Don't be like this guy - keep your arms and legs attached and go to yoga!
Don’t be like this guy – keep your arms and legs attached and go to yoga!
Blocks in Action!
Blocks in Action!  Thanks Jeff!
A comparison reverse MDF etch
A comparison reverse MDF etch
Since I had the files, I figures trying out a pair of earrings with the logo wouldn't hurt...Contact Jeff @ Yoga Bones if you are interested in a pair!
Since I had the files, I couldn’t resist making a pair of stud earrings with the logo. Contact Jeff @ Yoga Bones if you are interested in a pair!

08: 3D Etching

This week I decided to give 3D etching another shot. I have just once before played around with the 3D settings available on our laser, but I haven’t really explored the process until now.

Normally, the laser interprets shades of grey by preparing a halftone map and etching that at whatever singular power I have set. With the 3D feature enabled, the firmware will adjust the power of the laser depending on the darkness of the grey: white is ignored, black is etched at your selected power. Because of this, all you really need is a depth map and you can 3D etch straight away.Just remember: white is shallow and black is deep!

The Abecediary logo with the core etched away

Back when I first tried it out, I just used some sample depth maps available in Google’s image search, but this time I created my own typography-themed art. I had to use Photoshop to create some raster effects to create the sloping edges I wanted because there isn’t an easy way to create shape-burst gradients in Illustrator, but this wasn’t a problem because, while the laser won’t cut anything that isn’t proper vector data, it’ll etch even raster graphics with impunity.

ABCD Layout
The blurry edges are where the 3D happens.

I often use the simple Abecediary logo as a sample design when testing new materials. Even though the white melamine-coated MDF I used wasn’t a new material to me, I felt it appropriate, so I created a black version with a white inner glow. The thin red line is the vector cut that created the final shape of the letters after I hollowed out the core. Because I etched five passes at a fairly strong power, the finished piece had too steep a slope; you can hardly see that it was a slope and not just a really deep etch, but it’s there!

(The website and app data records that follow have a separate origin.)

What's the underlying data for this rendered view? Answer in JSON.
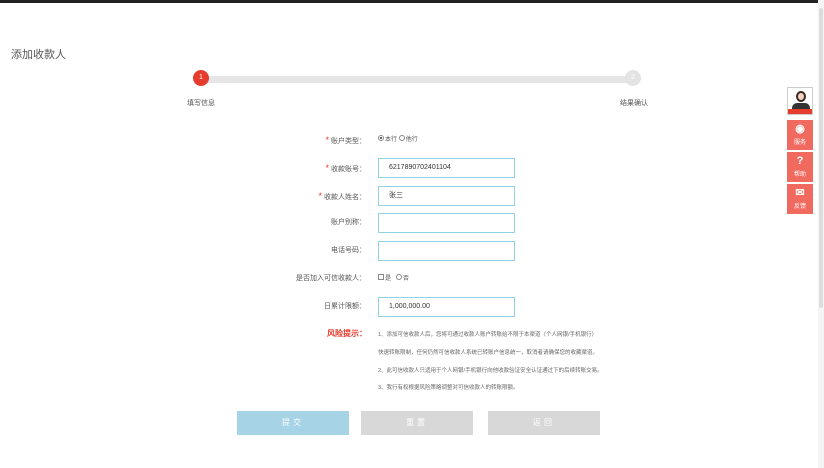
{
  "page": {
    "title": "添加收款人"
  },
  "steps": [
    {
      "num": "1",
      "label": "填写信息",
      "active": true
    },
    {
      "num": "2",
      "label": "结果确认",
      "active": false
    }
  ],
  "form": {
    "account_type": {
      "label": "账户类型：",
      "required": true,
      "options": [
        "本行",
        "他行"
      ],
      "selected": "本行"
    },
    "account_no": {
      "label": "收款账号：",
      "required": true,
      "value": "6217890702401104"
    },
    "payee_name": {
      "label": "收款人姓名：",
      "required": true,
      "value": "张三"
    },
    "alias": {
      "label": "账户别称：",
      "required": false,
      "value": ""
    },
    "phone": {
      "label": "电话号码：",
      "required": false,
      "value": ""
    },
    "trusted": {
      "label": "是否加入可信收款人：",
      "options": [
        "是",
        "否"
      ],
      "selected": "是"
    },
    "daily_limit": {
      "label": "日累计限额：",
      "value": "1,000,000.00"
    }
  },
  "risk": {
    "title": "风险提示：",
    "lines": [
      "1、添加可信收款人后，您将可通过收款人账户转账给不限于本渠道（个人网银/手机银行）",
      "快速转账限制，任何仍然可信收款人系统已转账户信息统一，取消者请确保您的收藏渠道。",
      "2、此可信收款人只适用于个人网银/手机银行向他收款验证安全认证通过下的后续转账交易。",
      "3、我行有权根据风险策略调整对可信收款人的转账限额。"
    ]
  },
  "buttons": {
    "submit": "提交",
    "reset": "重置",
    "back": "返回"
  },
  "sidebar": {
    "avatar_label": "客服",
    "items": [
      {
        "label": "服务",
        "icon": "eye-icon"
      },
      {
        "label": "帮助",
        "icon": "question-icon"
      },
      {
        "label": "反馈",
        "icon": "mail-icon"
      }
    ]
  },
  "colors": {
    "accent": "#e63c2e",
    "input_border": "#8fd3e0",
    "submit_bg": "#a6d3e6",
    "side_bg": "#f06a5f"
  }
}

I swear!

Etaoin in MDF
The whole piece; the depth is hard to capture without appropriate lighting.
Etaoin in MDF
The slight lip on the edge was made by skipping a few lighter levels of grey.

The second piece, ETAOIN SHRDLU, was based on a fun part of newspaper lore and set in Colonna. It was etched opposite the ABCD: the letters were left untouched while the outer space was etched away. I chose a thicker gradient stroke so that the slope would be gentler. I also only etched the bitmap four times. The contrast between the white letters and the resulting grain of the MDF’s innards is profound. It almost looks like the letters are sitting in a bed of sand that has settled over years.

Etaoin in Black
The black acrylic Shrdlu is a little hard to read without the right light reflected!

The final piece was cut from quarter-inch black acrylic. For fun, I created an offset path so that the letters would be cut out more tightly than the MDF version’s square border. Even with six passes at full power (and half-speed) the etch didn’t quite reach half-way through the material.  The result is a little hard to read (maybe I should have used a capped material!) but certainly looks neat.

Etaoin in MDF
The slight lip on the edge was made by skipping a few lighter levels of grey.

The amount of passes necessary to create a good 3D look takes a lot of time, but there’s a whole lot more that can be done than just beveling the edges of pretty type faces. I’ll definitely be playing more with the 3D mode as we go on.

Etaoin in MDF
The sand blows away, revealing pure white type!